### Task instructions
What is needed is a copy of each line in the listing below that contains "number".
*** Supplied data Section Begins ***
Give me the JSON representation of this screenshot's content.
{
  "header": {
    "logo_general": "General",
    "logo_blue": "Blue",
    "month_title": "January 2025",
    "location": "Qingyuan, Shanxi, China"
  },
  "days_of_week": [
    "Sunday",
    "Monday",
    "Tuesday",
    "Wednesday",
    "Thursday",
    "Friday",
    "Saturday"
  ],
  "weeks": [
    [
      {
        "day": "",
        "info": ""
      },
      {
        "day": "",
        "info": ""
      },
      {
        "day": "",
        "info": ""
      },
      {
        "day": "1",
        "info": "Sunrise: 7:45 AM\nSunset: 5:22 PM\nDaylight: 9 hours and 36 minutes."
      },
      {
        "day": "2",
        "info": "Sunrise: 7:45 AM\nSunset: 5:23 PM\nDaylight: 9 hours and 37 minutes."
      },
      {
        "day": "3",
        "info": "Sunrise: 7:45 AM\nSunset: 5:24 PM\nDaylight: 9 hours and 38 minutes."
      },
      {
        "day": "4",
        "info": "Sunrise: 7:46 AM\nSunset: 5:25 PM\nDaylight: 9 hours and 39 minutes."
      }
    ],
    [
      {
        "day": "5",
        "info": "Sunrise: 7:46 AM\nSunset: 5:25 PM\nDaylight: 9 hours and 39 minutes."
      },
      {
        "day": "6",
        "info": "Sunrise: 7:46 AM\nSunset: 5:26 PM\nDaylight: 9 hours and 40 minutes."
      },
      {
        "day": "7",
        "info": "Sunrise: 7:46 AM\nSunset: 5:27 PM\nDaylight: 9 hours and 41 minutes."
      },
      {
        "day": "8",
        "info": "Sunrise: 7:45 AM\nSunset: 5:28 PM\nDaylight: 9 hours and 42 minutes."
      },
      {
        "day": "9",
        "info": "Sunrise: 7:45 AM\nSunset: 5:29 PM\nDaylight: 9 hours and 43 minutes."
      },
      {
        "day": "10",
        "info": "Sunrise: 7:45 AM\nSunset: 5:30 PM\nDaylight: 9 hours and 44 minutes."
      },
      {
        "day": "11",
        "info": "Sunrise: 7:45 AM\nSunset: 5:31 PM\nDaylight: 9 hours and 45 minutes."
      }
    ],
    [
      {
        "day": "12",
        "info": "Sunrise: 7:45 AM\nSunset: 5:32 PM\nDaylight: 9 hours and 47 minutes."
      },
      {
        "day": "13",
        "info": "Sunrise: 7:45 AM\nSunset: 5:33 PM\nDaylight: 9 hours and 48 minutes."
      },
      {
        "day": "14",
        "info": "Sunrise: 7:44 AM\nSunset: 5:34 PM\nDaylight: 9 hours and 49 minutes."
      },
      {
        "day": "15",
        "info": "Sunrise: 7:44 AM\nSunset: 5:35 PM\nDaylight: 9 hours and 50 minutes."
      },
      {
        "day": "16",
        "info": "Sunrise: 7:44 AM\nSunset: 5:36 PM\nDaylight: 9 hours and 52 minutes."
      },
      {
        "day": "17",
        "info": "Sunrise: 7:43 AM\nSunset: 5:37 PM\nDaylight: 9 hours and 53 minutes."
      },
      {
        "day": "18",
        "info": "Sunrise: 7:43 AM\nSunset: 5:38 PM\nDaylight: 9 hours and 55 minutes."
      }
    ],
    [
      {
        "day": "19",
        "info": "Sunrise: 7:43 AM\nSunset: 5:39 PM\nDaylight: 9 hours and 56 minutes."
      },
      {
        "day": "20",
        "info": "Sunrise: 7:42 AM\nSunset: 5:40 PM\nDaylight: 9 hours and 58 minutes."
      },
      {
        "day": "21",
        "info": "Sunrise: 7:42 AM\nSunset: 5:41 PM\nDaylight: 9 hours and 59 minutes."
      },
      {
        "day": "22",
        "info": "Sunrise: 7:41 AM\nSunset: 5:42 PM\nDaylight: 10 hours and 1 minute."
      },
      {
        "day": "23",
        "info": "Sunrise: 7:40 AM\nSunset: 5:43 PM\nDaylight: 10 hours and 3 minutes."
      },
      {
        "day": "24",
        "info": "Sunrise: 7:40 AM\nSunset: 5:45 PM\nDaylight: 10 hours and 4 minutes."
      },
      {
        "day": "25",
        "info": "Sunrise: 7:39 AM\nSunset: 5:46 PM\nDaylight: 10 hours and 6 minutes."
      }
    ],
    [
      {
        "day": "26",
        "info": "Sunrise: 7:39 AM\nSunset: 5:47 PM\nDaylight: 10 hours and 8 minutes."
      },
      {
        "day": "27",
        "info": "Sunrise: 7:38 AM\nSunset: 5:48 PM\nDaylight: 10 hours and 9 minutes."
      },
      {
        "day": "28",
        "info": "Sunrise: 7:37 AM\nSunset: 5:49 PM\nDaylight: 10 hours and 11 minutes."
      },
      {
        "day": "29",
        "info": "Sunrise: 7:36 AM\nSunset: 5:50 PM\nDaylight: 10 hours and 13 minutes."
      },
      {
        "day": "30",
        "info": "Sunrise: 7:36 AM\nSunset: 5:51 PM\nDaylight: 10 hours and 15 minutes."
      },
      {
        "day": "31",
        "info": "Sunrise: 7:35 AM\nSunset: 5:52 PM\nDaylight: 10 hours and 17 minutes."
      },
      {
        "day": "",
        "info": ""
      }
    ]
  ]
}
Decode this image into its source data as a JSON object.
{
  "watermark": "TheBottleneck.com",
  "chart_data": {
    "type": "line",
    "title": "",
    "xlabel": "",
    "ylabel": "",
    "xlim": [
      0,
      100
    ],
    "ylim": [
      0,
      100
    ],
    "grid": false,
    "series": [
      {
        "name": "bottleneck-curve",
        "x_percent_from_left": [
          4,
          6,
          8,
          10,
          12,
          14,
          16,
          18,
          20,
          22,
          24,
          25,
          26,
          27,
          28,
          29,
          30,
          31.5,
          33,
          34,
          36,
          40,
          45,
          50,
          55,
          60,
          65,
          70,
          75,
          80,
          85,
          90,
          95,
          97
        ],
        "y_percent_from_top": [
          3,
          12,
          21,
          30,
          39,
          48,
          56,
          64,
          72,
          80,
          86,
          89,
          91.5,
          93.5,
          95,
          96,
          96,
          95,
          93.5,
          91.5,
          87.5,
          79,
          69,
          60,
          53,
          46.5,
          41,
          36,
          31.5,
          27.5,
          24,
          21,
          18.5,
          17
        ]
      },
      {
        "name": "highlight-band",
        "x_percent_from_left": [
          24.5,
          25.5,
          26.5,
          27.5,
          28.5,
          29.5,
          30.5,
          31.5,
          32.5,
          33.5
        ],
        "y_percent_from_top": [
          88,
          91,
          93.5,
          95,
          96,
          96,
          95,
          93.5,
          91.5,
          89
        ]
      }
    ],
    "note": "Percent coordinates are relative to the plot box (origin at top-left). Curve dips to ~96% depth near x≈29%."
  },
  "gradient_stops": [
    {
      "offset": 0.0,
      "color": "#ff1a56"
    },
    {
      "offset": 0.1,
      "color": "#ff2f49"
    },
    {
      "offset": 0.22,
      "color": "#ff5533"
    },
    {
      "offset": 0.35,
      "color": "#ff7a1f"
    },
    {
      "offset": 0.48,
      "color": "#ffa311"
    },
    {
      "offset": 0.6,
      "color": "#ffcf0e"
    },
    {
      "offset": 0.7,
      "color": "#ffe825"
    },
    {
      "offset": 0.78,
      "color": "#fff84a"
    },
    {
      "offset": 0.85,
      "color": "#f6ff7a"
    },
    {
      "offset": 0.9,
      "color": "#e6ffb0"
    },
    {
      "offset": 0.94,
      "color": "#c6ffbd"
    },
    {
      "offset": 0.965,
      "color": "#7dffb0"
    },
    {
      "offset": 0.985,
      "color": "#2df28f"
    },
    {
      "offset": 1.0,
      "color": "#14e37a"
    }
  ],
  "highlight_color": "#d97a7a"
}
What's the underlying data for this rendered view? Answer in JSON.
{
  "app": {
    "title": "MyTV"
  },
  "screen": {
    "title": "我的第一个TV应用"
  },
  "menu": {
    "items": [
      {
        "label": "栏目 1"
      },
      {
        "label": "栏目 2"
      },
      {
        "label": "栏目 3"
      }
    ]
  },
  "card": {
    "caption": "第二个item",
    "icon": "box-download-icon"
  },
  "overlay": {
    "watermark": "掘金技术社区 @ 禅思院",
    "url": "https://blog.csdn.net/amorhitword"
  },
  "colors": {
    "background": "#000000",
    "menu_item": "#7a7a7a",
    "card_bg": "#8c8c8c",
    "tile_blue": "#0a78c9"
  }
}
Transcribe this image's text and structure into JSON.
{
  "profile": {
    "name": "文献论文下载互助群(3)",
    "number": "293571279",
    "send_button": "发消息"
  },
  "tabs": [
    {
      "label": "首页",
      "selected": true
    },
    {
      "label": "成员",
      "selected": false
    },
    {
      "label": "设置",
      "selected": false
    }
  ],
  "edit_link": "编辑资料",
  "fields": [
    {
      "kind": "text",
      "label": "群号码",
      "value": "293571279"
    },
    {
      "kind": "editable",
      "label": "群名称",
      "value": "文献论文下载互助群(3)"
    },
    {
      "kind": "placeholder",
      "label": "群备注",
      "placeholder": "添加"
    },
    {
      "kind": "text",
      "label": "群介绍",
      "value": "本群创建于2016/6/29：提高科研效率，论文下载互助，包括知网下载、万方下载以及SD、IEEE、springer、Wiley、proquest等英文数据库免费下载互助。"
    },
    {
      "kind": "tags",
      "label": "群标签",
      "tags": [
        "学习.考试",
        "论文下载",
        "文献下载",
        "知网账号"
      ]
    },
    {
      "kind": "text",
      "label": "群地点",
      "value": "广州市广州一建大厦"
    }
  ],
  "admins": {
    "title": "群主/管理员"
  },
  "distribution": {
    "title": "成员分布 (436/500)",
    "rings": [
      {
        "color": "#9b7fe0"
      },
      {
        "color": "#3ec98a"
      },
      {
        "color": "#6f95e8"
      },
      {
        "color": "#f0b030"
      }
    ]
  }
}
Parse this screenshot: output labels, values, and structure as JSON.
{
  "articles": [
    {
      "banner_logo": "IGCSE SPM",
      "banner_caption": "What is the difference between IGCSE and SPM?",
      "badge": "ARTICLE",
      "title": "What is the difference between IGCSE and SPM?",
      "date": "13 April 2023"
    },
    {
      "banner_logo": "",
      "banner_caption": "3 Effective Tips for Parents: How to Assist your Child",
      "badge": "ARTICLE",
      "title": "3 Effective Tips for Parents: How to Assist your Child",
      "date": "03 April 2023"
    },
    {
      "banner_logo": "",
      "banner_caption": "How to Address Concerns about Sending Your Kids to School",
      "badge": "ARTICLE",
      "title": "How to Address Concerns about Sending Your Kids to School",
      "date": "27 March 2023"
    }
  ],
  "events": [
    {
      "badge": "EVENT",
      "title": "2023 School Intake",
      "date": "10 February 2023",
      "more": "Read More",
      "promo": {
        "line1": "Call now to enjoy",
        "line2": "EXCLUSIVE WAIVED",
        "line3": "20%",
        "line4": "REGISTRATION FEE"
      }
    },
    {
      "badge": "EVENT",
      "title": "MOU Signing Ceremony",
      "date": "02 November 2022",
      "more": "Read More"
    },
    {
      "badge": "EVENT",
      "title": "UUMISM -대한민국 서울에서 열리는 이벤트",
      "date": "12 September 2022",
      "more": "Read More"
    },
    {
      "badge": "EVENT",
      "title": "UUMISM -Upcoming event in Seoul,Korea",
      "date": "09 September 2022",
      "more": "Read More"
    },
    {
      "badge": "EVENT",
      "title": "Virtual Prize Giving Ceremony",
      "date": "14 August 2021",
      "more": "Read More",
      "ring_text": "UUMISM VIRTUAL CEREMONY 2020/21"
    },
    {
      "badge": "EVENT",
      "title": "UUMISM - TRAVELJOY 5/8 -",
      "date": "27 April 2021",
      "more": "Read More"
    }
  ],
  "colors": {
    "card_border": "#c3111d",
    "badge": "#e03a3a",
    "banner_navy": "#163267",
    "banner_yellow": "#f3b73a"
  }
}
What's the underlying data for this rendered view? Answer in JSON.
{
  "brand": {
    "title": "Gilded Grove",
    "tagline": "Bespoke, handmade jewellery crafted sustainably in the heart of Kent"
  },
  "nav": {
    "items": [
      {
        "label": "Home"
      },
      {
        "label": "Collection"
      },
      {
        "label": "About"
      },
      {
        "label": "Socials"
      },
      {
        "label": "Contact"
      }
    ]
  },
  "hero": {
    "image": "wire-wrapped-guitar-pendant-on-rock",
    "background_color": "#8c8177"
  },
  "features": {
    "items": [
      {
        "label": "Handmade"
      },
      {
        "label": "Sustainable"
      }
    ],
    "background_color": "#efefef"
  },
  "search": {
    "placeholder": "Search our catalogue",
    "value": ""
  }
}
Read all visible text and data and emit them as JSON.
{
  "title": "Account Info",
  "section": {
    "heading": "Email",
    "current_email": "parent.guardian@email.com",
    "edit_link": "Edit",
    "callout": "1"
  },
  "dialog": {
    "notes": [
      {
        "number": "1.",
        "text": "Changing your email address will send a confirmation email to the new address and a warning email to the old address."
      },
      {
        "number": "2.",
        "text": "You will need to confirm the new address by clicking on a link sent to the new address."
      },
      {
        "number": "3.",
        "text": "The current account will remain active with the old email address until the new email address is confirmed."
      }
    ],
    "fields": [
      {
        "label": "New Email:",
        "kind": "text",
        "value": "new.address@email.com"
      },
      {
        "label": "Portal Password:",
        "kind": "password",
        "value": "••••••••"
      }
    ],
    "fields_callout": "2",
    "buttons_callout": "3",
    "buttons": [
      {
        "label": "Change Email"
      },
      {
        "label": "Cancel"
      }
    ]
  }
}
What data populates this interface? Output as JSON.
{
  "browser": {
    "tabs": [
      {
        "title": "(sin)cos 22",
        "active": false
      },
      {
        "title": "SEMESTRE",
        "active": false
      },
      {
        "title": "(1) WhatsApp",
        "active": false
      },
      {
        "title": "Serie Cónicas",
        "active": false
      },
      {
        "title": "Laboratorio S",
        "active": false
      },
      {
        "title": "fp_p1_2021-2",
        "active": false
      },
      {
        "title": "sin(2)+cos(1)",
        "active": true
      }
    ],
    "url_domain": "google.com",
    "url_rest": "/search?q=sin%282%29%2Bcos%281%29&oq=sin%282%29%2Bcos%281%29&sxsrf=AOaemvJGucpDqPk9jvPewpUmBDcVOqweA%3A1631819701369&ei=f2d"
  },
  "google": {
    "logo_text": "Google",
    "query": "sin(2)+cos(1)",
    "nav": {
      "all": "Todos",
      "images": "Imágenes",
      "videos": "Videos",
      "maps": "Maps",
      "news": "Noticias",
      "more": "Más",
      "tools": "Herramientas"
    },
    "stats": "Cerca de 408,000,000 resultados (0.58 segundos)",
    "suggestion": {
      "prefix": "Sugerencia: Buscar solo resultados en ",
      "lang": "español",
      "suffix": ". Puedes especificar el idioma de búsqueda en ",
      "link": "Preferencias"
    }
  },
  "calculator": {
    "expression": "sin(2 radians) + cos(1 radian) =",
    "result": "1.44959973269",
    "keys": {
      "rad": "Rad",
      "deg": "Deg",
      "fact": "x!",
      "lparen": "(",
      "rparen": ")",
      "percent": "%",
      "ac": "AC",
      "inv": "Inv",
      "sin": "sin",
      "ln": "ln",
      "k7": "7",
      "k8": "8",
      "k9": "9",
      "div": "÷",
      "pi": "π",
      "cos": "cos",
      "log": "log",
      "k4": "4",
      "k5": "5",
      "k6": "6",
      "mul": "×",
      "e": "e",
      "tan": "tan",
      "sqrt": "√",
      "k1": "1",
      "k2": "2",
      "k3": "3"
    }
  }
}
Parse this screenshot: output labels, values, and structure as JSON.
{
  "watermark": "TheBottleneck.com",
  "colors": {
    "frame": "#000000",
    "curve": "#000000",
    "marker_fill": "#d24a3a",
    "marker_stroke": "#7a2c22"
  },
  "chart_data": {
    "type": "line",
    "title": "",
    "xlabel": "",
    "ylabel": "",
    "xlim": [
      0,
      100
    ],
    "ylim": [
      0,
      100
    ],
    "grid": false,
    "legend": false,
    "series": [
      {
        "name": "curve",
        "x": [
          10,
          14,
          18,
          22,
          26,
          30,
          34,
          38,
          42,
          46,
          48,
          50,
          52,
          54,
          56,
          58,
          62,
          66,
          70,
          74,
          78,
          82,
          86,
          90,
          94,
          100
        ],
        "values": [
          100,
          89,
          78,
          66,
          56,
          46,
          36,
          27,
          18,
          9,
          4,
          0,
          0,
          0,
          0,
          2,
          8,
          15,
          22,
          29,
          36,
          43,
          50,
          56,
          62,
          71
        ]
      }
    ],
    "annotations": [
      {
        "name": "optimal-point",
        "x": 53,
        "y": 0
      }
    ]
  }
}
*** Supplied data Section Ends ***
### Task solution
    "number": "293571279",
        "number": "1.",
        "number": "2.",
        "number": "3.",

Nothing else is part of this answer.